“As hard as a revival is, a new musical is just on steroids harder,” Paulus said during a lunch of carrot-ginger soup and quiche at an Upper West Side café. “You’re constantly looking at your book, your music, your structure, and at the same time you’re trying to get at execution. So it’s not just ‘Can we make the number better?’ It’s ‘Is the number in the right place?’”
Weinstein produced the film “Finding Neverland” in 2004, starring Johnny Depp and Kate Winslet, and then an earlier musical adaptation in England that the movie mogul scrapped before recruiting Paulus and a new creative team to reimagine the show.
“She is as smart as they come, brilliant,” Weinstein said of Paulus, when reached by e-mail. “She’s one of the best directors I have ever worked with in film, television, theater, or anything else for that matter.”
Weinstein has played a hands-on role in with the musical “Neverland,” reportedly sitting in on many rehearsals.
“I’ve loved it,” Paulus said of working with Weinstein. “It’s a totally different world. It’s intense.”
Paulus’s own intensity was on full display a few hours after the costuming session. As a light drizzle fell outside the theater, the director huddled with cast and crew as they tweaked each beat in an early scene in which Grammer, playing a theater producer, meets Morrison, playing Barrie, gently prompting him to hurry up and finish a play.
“It still feels like there’s something missing,” Grammer said after running through the scene. “I need to be encouraging to him.”
“Yeah, yeah, yeah,” said Paulus, from a desk spread out over the theater seats. “You know what we could do? ‘Genius can’t be rushed.’ And later you’re going to say ‘Tick-tock, tick-tock,’ which is the reversal.”
The line worked. Paulus began swaying back and forth with the scene’s momentum, as if listening to music.
“It’s like meditation,” she’d explained earlier. “You’re tuning out all that noise and you’re just present — that’s what I like to do for an audience.”
For the next hour, Paulus and the actors dissected each line, wondering if this word was too sharp, that too soft. Grammer, dressed casually in a down vest and jeans, and Morrison, natty in a tan blazer and enormous scarf, ran through the scene more than a dozen times.

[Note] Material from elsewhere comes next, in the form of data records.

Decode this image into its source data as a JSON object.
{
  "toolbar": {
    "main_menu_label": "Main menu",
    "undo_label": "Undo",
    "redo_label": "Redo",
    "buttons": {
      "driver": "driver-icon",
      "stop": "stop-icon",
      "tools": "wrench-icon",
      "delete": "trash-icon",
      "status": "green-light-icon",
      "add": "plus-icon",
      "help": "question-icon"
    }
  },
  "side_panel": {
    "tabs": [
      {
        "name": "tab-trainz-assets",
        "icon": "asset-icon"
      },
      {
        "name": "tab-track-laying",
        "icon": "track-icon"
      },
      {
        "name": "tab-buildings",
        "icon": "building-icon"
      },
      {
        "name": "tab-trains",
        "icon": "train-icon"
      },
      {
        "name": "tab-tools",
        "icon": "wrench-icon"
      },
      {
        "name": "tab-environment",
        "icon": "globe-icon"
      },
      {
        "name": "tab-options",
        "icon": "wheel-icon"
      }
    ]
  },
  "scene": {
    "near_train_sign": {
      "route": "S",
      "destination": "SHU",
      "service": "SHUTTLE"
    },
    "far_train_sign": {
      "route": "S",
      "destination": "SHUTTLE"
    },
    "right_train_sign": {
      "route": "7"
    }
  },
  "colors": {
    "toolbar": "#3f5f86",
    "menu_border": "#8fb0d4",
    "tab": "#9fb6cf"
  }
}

The floating bits of script slowly assembled themselves. The scene’s emotional beats were starting to hit. The characters’ intentions were coming into bolder relief. The scene had come alive.
“Good, good, good,” erupted Paulus. “Can we go one more time?”